WHAT NEEDS TO BE DONE:
Go through the entries and copy every line that has the string "Intel" in it.

━━ DATASET EXTRACT ━━

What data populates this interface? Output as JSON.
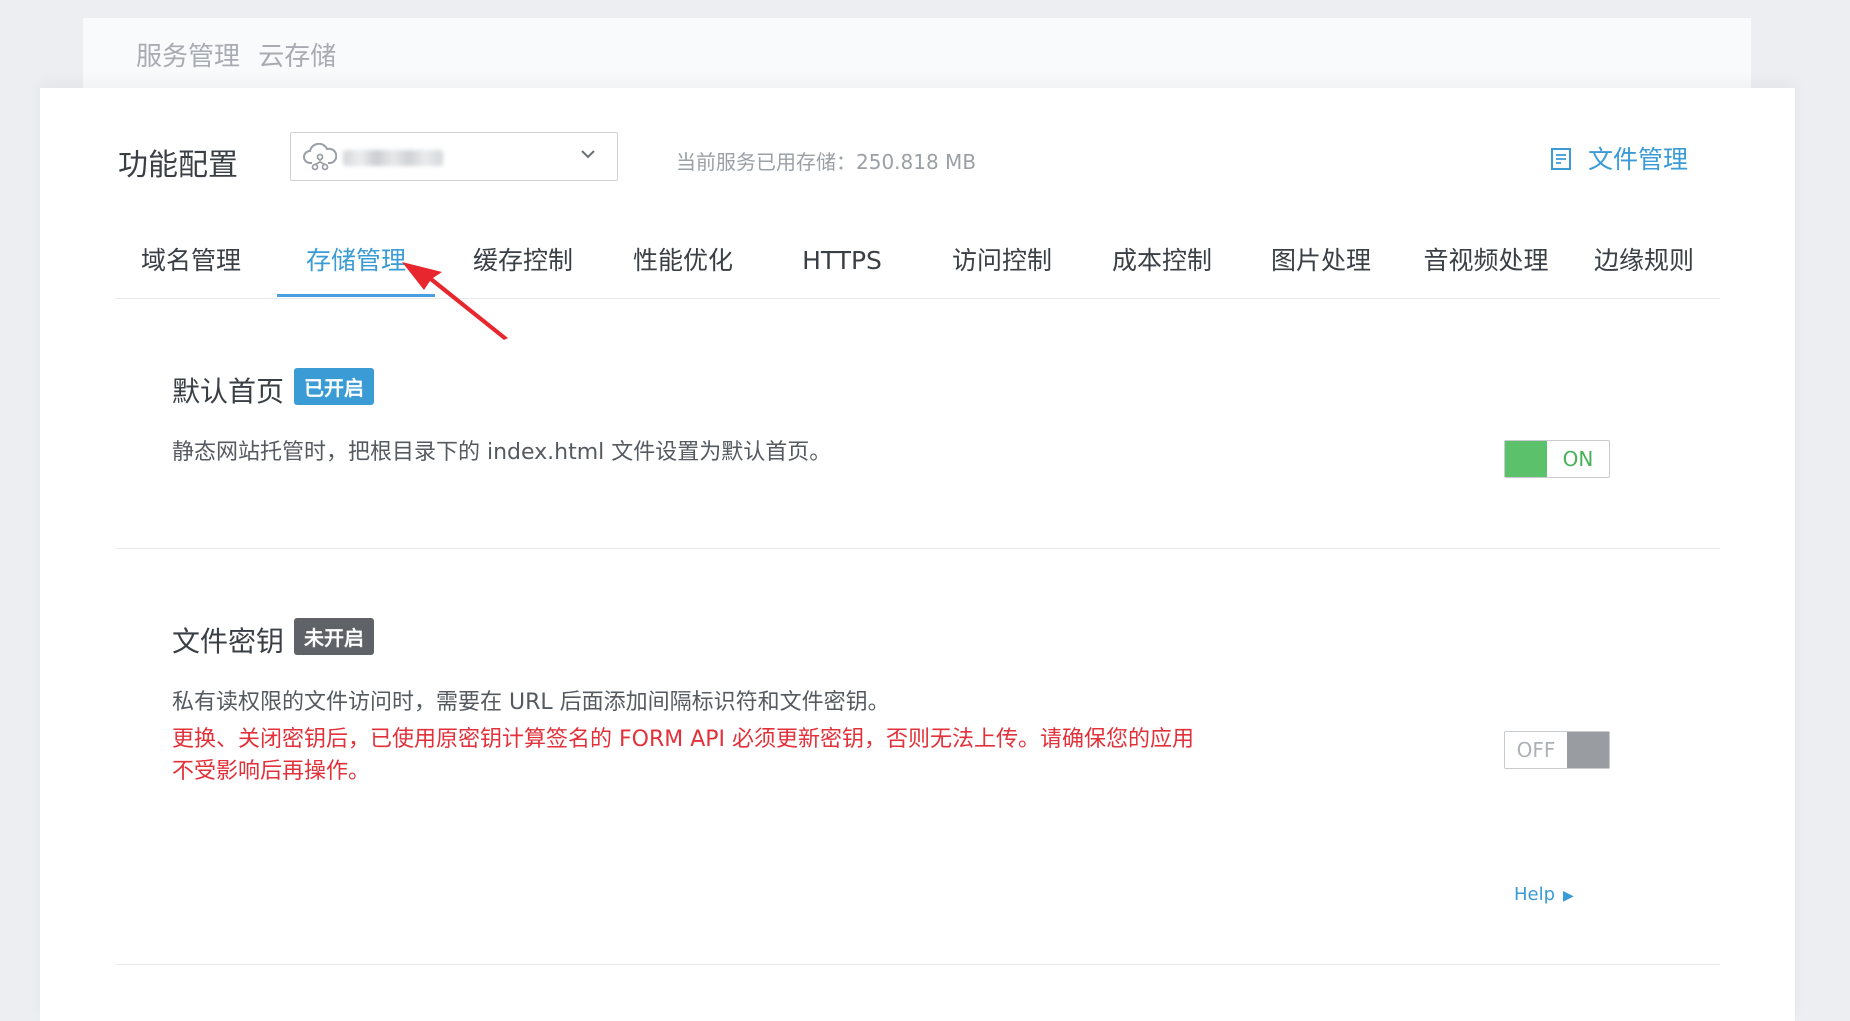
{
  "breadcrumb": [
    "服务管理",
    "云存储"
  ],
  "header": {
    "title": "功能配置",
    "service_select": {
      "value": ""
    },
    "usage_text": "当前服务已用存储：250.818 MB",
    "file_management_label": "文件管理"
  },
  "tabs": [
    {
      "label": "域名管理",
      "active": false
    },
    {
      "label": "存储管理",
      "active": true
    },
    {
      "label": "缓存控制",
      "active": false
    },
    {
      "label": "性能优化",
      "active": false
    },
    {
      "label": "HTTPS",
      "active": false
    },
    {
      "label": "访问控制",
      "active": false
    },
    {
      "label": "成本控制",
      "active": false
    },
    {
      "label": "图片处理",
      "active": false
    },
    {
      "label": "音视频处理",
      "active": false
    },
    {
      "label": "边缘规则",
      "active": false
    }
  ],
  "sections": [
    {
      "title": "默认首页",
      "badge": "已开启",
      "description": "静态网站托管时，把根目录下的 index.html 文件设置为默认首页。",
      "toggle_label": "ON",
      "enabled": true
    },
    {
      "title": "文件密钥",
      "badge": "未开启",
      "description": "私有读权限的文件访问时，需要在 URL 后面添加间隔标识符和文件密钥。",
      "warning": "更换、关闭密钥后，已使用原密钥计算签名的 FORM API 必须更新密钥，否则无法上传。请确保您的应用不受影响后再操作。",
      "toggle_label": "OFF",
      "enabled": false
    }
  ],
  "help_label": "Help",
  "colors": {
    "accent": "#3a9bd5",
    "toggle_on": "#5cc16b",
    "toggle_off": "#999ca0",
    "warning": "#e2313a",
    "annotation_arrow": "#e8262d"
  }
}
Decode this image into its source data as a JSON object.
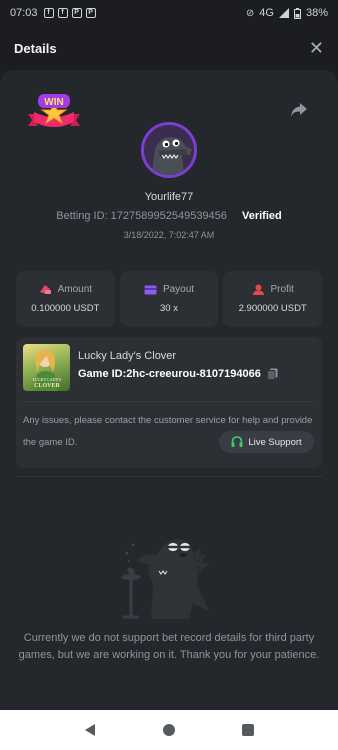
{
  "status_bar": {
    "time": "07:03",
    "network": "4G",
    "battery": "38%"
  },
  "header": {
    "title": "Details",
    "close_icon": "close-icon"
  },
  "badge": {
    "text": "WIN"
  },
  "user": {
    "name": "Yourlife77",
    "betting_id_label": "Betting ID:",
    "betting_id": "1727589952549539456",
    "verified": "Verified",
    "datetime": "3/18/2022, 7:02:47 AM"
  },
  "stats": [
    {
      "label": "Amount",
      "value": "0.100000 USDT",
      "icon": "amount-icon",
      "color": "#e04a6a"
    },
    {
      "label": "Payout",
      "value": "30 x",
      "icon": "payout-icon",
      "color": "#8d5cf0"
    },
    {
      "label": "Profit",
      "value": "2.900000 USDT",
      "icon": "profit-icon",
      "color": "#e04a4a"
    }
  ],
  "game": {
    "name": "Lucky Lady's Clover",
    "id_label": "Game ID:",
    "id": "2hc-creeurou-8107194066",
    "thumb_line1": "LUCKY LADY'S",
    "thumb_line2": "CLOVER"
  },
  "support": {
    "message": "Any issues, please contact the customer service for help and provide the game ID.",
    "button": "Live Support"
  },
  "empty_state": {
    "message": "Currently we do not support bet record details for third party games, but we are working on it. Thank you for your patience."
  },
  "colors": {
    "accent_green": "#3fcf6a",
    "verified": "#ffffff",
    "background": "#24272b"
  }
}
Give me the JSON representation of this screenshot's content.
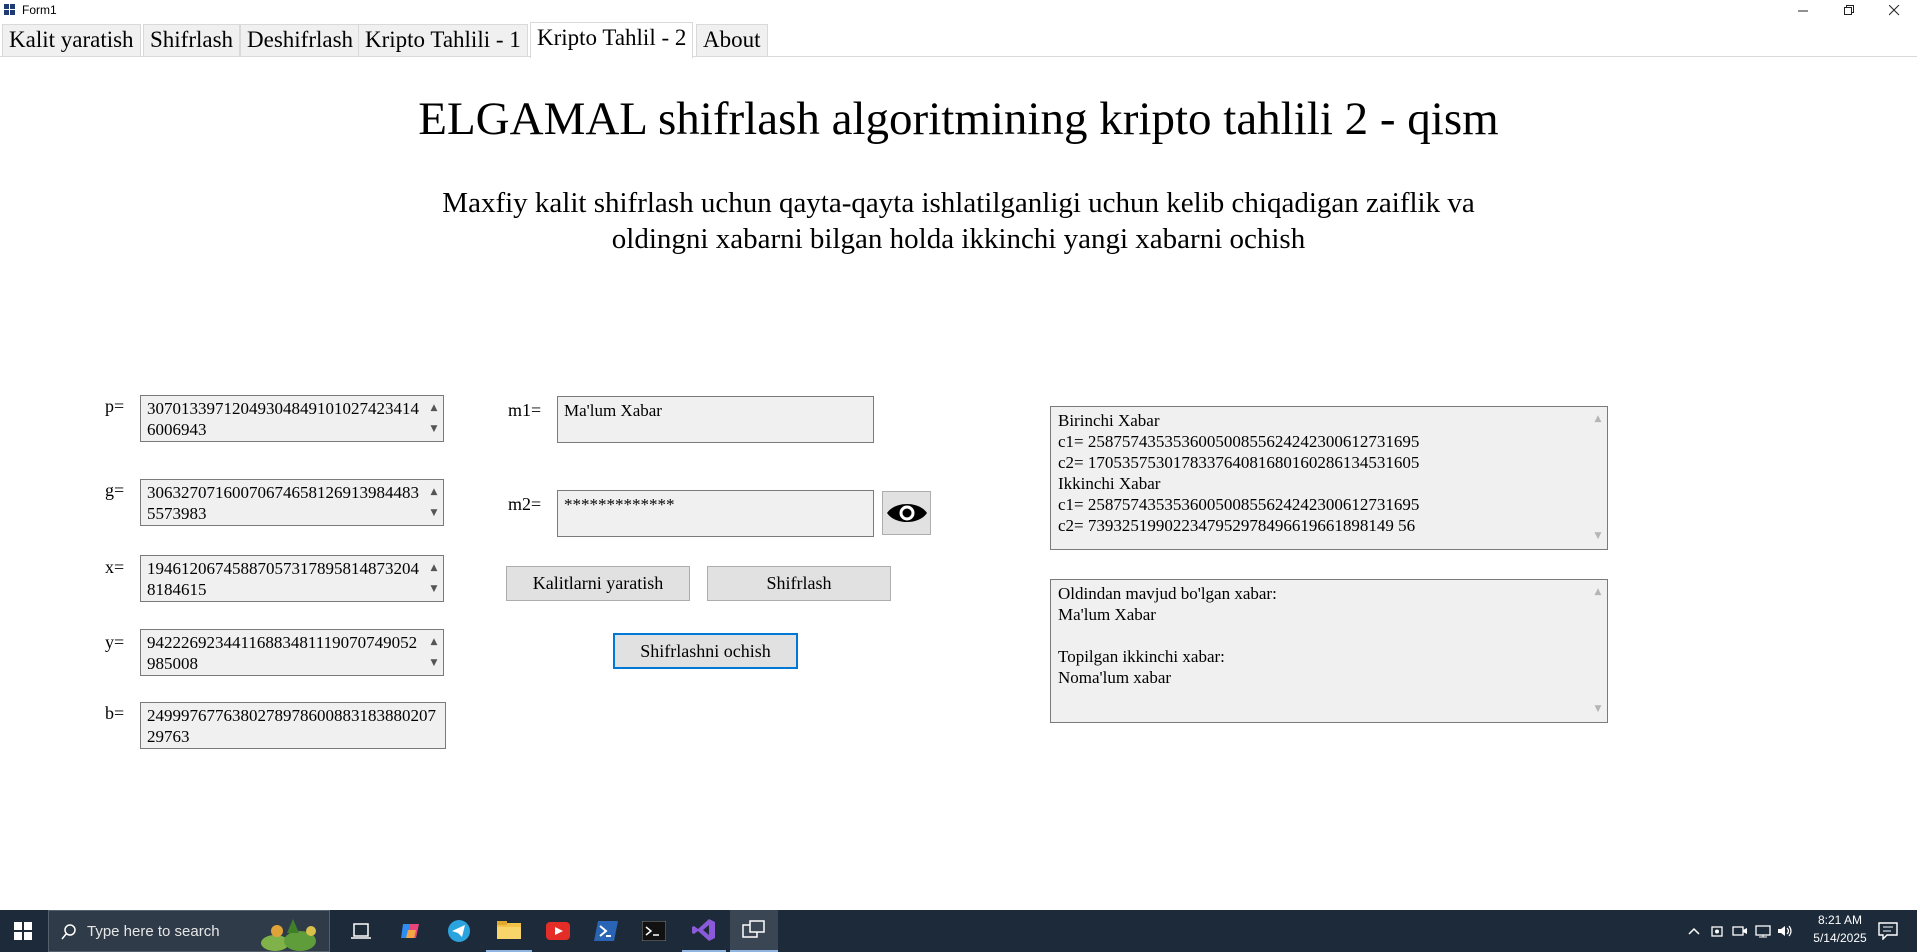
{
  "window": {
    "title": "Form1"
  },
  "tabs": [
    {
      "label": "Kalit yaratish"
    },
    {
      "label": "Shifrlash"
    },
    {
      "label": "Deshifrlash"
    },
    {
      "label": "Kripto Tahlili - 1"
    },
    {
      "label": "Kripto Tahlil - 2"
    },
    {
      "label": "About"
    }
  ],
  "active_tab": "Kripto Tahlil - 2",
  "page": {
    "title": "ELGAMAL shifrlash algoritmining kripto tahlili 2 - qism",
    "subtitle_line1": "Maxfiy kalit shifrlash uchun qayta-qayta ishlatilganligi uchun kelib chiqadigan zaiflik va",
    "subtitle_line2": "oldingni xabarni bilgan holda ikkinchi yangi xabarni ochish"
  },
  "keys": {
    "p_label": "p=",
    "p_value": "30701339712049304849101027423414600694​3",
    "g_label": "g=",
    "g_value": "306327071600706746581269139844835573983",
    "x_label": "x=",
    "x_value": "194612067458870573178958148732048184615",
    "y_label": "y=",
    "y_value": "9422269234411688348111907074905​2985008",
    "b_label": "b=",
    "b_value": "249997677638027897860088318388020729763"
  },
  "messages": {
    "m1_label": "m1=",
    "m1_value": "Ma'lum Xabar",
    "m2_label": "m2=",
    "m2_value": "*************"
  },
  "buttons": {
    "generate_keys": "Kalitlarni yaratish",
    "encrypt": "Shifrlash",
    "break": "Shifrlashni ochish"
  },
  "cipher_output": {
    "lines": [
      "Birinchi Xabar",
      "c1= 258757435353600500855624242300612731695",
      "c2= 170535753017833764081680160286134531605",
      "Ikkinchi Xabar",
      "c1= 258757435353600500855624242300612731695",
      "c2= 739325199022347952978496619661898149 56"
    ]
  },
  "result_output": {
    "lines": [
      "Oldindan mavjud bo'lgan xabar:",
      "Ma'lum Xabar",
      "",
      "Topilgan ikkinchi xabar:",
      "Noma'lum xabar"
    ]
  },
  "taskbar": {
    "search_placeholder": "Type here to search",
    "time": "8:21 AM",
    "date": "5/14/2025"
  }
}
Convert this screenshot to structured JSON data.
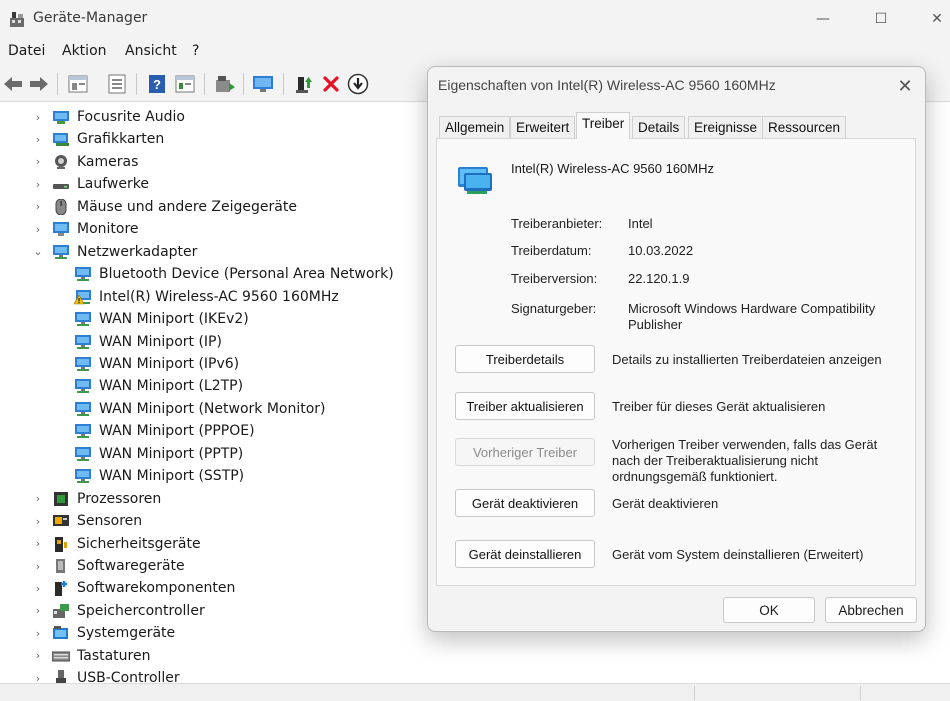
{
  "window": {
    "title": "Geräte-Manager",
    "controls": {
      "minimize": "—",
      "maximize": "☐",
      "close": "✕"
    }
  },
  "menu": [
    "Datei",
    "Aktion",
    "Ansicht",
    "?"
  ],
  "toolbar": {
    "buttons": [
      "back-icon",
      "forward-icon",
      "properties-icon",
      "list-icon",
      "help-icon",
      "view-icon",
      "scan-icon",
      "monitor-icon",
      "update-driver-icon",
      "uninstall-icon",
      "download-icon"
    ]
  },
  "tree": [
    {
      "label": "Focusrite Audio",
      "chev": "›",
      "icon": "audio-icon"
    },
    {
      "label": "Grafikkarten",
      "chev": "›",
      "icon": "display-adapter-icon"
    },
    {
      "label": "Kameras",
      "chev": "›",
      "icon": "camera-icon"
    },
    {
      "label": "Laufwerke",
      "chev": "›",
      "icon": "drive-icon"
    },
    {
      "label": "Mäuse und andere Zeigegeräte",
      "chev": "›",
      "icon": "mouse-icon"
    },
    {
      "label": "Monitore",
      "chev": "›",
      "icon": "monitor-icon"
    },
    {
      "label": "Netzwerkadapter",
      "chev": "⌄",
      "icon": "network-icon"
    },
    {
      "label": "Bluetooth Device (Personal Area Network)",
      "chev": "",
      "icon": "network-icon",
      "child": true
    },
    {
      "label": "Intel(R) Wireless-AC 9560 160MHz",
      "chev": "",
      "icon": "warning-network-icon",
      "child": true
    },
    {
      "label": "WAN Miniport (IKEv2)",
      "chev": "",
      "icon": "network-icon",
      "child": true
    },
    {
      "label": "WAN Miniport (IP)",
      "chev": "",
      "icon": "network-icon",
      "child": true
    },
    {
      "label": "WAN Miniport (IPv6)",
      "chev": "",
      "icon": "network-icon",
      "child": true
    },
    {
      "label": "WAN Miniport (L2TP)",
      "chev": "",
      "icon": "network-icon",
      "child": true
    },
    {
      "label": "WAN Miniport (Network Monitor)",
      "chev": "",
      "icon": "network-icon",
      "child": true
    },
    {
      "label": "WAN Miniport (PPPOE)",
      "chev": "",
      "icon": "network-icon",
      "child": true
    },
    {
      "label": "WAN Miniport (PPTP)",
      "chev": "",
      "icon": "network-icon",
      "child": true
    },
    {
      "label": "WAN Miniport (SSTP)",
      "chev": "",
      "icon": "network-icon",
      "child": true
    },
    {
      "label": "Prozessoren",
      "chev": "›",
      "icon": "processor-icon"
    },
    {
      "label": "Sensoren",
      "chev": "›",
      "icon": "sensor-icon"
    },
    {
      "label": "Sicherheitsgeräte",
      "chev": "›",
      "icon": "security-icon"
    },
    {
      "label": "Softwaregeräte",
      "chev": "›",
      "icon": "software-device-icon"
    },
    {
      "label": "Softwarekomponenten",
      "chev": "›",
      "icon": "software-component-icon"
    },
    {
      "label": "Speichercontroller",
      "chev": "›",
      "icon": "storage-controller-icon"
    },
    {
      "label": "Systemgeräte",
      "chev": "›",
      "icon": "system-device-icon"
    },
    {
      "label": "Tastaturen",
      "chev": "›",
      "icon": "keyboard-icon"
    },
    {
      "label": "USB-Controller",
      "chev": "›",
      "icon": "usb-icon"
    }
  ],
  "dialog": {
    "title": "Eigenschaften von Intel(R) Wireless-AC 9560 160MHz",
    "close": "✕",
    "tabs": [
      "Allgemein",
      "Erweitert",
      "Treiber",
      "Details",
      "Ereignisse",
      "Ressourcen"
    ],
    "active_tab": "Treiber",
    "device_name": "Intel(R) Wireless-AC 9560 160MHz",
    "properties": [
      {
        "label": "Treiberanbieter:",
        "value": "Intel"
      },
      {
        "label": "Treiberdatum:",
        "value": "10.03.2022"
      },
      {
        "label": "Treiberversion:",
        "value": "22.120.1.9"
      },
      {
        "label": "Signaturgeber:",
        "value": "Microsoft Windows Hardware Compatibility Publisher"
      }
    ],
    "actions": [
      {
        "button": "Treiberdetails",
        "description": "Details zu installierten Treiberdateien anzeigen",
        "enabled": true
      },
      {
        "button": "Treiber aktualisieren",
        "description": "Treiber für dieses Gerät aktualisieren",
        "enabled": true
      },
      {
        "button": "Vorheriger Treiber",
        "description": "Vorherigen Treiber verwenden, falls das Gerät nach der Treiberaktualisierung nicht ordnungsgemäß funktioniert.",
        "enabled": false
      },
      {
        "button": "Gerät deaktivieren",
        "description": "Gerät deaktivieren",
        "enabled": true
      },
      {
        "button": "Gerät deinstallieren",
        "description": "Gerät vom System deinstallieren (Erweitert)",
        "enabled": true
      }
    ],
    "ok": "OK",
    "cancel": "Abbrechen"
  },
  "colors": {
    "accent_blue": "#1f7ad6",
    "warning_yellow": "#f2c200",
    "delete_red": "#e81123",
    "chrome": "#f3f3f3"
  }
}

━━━

ANSWER FOR THIS EXERCISE:
      "label": "Intel(R) Wireless-AC 9560 160MHz",
    "title": "Eigenschaften von Intel(R) Wireless-AC 9560 160MHz",
    "device_name": "Intel(R) Wireless-AC 9560 160MHz",
        "value": "Intel"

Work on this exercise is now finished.